=== Data ===
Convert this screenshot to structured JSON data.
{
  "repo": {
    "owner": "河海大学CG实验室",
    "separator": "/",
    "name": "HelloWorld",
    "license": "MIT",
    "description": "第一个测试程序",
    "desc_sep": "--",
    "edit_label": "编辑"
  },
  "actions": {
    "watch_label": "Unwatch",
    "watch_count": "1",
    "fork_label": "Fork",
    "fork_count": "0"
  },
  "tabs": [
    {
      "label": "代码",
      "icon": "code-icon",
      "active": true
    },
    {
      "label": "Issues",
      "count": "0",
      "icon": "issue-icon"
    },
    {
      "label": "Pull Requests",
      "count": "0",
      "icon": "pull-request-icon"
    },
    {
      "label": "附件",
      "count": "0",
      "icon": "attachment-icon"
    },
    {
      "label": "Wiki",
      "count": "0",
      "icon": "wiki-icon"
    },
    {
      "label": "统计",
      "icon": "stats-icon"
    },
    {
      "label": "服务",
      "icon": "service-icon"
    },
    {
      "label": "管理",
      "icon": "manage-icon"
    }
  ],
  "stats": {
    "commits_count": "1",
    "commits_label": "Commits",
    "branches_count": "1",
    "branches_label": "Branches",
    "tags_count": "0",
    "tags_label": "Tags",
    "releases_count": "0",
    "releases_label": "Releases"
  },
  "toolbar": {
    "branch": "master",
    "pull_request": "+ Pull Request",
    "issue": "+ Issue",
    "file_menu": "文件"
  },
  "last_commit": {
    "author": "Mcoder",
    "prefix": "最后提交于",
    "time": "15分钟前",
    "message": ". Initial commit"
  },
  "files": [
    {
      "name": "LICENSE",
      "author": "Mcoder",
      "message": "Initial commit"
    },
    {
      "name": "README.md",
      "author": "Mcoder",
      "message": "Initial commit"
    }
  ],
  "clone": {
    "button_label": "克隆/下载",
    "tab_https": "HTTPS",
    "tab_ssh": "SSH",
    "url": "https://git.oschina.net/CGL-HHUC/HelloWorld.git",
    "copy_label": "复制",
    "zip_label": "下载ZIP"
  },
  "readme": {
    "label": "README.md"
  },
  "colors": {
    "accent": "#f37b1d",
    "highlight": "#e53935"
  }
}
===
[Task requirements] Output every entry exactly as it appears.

[Expected answer]
Convert this screenshot to structured JSON data.
{
  "repo": {
    "owner": "河海大学CG实验室",
    "separator": "/",
    "name": "HelloWorld",
    "license": "MIT",
    "description": "第一个测试程序",
    "desc_sep": "--",
    "edit_label": "编辑"
  },
  "actions": {
    "watch_label": "Unwatch",
    "watch_count": "1",
    "fork_label": "Fork",
    "fork_count": "0"
  },
  "tabs": [
    {
      "label": "代码",
      "icon": "code-icon",
      "active": true
    },
    {
      "label": "Issues",
      "count": "0",
      "icon": "issue-icon"
    },
    {
      "label": "Pull Requests",
      "count": "0",
      "icon": "pull-request-icon"
    },
    {
      "label": "附件",
      "count": "0",
      "icon": "attachment-icon"
    },
    {
      "label": "Wiki",
      "count": "0",
      "icon": "wiki-icon"
    },
    {
      "label": "统计",
      "icon": "stats-icon"
    },
    {
      "label": "服务",
      "icon": "service-icon"
    },
    {
      "label": "管理",
      "icon": "manage-icon"
    }
  ],
  "stats": {
    "commits_count": "1",
    "commits_label": "Commits",
    "branches_count": "1",
    "branches_label": "Branches",
    "tags_count": "0",
    "tags_label": "Tags",
    "releases_count": "0",
    "releases_label": "Releases"
  },
  "toolbar": {
    "branch": "master",
    "pull_request": "+ Pull Request",
    "issue": "+ Issue",
    "file_menu": "文件"
  },
  "last_commit": {
    "author": "Mcoder",
    "prefix": "最后提交于",
    "time": "15分钟前",
    "message": ". Initial commit"
  },
  "files": [
    {
      "name": "LICENSE",
      "author": "Mcoder",
      "message": "Initial commit"
    },
    {
      "name": "README.md",
      "author": "Mcoder",
      "message": "Initial commit"
    }
  ],
  "clone": {
    "button_label": "克隆/下载",
    "tab_https": "HTTPS",
    "tab_ssh": "SSH",
    "url": "https://git.oschina.net/CGL-HHUC/HelloWorld.git",
    "copy_label": "复制",
    "zip_label": "下载ZIP"
  },
  "readme": {
    "label": "README.md"
  },
  "colors": {
    "accent": "#f37b1d",
    "highlight": "#e53935"
  }
}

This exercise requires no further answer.